INDIANAPOLIS (WISH) — US drug overdose deaths rose in 2021 over 2020, although the US Centers for Disease Control and Prevention says those numbers are preliminary may be underreported.
More than 107,000 Americans died of drug overdoses last yearsetting another tragic record in the nation’s escalating overdose epidemic, the CDC estimated May 11.
Indiana overdose deaths rose by almost 400, from about 2,300 in January 2020 to more than 2,700 in December 2021, the CDC says.
Justin Phillips, executive director of the Indianapolis nonprofit Overdose Lifeline, says, “Overdose deaths are still drastically bad, people are still dying unnecessarily every day.”
Phillips sees a reason for optimism, though. Prior to the COVID-19 pandemic, overdose deaths of Hoosiers declined slightly over a two years, from 1,808 in January 2018 to 1,752 in January 2020.
She said, “We’ve come a long way since 2015 when we passed a law allowing for people to have access to Naloxone, but we still have stigma, we still have communities that don’t want us to have a NaloxBox,” a storage system for naloxone. The drug can reverse overdoses from opioids. In 2021, Overdose Lifeline partnered with the Indiana governor’s office to place those kits in every county.
‘We have distributed over 135,000 individual overdose-reversal kits across the state of Indiana,’ Phillips said.
On Monday night, the Indianapolis City-County Council will vote on a proposal to renew Marion County’s Safe Syringe program.
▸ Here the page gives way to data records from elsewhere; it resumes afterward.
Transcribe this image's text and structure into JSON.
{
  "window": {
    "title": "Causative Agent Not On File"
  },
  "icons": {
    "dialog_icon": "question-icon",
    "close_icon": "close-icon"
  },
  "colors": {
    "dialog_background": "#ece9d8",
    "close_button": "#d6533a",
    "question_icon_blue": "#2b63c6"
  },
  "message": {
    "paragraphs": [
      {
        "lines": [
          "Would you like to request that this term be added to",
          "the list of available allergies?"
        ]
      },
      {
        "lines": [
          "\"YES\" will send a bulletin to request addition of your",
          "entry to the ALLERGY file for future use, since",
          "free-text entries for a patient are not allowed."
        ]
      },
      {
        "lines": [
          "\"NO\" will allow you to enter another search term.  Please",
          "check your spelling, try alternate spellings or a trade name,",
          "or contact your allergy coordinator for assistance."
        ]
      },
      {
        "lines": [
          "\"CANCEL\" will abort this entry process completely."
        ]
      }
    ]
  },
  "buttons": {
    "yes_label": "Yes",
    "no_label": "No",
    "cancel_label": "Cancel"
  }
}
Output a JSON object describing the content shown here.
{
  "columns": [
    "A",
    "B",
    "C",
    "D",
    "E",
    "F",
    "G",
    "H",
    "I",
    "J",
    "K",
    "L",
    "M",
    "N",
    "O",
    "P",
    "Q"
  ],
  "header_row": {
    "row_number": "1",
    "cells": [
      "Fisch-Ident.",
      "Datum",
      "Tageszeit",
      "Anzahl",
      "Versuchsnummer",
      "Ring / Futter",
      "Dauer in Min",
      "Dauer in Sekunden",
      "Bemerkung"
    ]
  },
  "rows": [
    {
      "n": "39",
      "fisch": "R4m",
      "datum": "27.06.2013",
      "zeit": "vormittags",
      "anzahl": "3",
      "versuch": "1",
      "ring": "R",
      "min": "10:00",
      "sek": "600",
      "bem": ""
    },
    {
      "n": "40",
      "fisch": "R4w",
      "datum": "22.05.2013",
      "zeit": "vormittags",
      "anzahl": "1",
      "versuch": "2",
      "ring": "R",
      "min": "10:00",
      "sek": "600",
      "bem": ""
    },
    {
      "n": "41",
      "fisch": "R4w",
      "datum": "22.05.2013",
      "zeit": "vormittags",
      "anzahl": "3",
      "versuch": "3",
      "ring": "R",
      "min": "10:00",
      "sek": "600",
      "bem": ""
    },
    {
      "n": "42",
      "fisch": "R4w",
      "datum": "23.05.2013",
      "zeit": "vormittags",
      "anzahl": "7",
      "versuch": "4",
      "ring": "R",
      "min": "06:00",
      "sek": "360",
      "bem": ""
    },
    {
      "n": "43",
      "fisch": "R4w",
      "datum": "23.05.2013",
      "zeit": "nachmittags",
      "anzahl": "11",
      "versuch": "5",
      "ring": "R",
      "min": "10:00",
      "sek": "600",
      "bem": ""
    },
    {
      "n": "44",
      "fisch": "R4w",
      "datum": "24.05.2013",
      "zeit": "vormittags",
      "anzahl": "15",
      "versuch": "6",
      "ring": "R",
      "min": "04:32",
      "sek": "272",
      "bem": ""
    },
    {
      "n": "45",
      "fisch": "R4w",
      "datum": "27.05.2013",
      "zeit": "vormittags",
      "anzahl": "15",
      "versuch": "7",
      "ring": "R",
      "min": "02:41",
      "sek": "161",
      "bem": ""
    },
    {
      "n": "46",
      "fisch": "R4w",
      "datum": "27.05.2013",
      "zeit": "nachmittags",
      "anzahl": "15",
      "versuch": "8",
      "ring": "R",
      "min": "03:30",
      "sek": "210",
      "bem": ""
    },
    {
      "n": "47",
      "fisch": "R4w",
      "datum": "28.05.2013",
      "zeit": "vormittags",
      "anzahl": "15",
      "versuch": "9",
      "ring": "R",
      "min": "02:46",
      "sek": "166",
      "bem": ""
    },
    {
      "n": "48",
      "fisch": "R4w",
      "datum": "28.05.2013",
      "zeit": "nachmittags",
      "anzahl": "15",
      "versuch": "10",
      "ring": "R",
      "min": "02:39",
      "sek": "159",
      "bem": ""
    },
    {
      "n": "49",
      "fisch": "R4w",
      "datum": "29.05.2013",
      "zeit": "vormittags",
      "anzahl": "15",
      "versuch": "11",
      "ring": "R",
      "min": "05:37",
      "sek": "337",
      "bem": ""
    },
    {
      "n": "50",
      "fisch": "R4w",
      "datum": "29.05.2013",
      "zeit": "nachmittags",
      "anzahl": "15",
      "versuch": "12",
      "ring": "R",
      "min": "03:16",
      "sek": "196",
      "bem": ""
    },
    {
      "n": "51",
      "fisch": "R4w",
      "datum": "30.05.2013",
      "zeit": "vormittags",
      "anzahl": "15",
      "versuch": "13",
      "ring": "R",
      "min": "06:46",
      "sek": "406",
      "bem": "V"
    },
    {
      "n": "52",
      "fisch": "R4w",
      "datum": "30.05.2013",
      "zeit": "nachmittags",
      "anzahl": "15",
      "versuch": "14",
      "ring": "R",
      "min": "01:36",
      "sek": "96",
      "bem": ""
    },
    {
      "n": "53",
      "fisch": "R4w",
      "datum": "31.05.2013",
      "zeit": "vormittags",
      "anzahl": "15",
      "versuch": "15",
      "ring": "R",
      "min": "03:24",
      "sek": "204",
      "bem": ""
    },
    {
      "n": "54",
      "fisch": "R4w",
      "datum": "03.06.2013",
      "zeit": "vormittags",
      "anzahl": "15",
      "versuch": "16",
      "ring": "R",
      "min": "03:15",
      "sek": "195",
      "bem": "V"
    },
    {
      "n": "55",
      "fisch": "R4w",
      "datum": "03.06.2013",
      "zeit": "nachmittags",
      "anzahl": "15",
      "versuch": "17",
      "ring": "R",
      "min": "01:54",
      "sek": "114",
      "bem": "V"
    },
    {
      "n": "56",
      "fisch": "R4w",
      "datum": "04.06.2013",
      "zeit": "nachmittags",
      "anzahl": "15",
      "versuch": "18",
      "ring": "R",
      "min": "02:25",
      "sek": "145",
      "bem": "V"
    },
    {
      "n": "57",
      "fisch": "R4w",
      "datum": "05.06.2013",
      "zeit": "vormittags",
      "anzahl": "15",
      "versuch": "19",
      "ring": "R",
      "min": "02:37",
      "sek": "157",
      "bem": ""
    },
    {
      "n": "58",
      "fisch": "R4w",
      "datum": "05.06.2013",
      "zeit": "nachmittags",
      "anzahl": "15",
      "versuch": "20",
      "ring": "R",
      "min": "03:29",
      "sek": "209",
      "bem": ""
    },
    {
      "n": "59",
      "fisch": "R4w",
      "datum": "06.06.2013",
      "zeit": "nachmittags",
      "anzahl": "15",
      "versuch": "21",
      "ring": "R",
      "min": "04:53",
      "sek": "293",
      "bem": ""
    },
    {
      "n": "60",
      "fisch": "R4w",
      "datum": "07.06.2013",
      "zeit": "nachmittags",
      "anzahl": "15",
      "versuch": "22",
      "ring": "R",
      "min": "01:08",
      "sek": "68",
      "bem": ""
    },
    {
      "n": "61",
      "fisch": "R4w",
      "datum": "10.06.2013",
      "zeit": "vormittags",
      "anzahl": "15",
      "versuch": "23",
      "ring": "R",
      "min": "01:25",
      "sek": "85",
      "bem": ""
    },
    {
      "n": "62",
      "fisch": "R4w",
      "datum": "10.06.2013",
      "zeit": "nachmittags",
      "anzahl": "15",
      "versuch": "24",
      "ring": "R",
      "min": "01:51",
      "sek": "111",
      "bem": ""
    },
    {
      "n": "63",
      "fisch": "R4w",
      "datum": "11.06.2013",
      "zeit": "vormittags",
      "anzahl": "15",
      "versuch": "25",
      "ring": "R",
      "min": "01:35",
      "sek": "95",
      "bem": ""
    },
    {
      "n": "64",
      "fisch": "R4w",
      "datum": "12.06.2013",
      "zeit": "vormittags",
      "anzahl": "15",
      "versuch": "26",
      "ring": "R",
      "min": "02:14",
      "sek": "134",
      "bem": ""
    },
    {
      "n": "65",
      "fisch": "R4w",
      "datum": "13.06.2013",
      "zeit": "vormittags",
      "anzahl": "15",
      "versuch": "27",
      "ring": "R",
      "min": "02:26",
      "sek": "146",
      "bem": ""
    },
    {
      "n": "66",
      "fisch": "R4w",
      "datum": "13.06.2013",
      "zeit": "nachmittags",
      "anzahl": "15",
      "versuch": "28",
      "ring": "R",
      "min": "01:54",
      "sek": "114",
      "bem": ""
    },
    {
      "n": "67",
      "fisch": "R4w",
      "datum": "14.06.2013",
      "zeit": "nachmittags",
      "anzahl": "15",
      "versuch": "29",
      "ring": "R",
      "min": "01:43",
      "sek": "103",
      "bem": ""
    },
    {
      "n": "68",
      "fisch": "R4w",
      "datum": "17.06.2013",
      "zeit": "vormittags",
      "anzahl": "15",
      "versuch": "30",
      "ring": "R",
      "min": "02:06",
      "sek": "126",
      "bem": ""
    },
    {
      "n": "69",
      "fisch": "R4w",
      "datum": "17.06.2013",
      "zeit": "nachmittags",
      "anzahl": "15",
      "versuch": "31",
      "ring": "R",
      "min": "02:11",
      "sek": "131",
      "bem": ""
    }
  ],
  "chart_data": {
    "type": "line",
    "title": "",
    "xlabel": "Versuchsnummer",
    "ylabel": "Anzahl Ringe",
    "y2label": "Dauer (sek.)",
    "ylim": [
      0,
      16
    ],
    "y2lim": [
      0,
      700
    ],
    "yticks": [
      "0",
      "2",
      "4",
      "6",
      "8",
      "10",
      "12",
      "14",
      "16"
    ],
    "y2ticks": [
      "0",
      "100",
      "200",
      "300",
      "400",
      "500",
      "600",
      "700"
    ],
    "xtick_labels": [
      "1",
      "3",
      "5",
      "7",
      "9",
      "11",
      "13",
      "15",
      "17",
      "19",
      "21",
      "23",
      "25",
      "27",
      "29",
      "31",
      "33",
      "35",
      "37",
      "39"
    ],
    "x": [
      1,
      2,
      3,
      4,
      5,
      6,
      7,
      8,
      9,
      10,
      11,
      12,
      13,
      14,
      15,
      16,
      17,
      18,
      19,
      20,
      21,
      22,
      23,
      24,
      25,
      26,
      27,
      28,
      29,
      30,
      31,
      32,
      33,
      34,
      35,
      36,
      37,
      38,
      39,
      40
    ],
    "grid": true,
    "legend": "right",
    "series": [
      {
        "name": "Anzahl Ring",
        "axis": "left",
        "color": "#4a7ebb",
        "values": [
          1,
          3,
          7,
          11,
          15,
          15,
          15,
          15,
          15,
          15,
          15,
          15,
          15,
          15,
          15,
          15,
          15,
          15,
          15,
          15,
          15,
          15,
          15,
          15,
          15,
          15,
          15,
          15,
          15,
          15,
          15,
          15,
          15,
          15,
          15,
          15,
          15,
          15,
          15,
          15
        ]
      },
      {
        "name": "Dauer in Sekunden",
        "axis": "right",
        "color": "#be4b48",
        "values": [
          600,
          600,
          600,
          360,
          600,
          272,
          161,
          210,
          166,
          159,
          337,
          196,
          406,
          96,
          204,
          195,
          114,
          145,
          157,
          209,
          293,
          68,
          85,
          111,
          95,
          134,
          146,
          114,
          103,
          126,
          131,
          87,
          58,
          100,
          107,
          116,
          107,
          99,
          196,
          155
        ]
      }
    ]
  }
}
The program started in 2019 as a way to discourage people from sharing needles, in an effort to reduce the spread of diseases like hepatitis and HIV.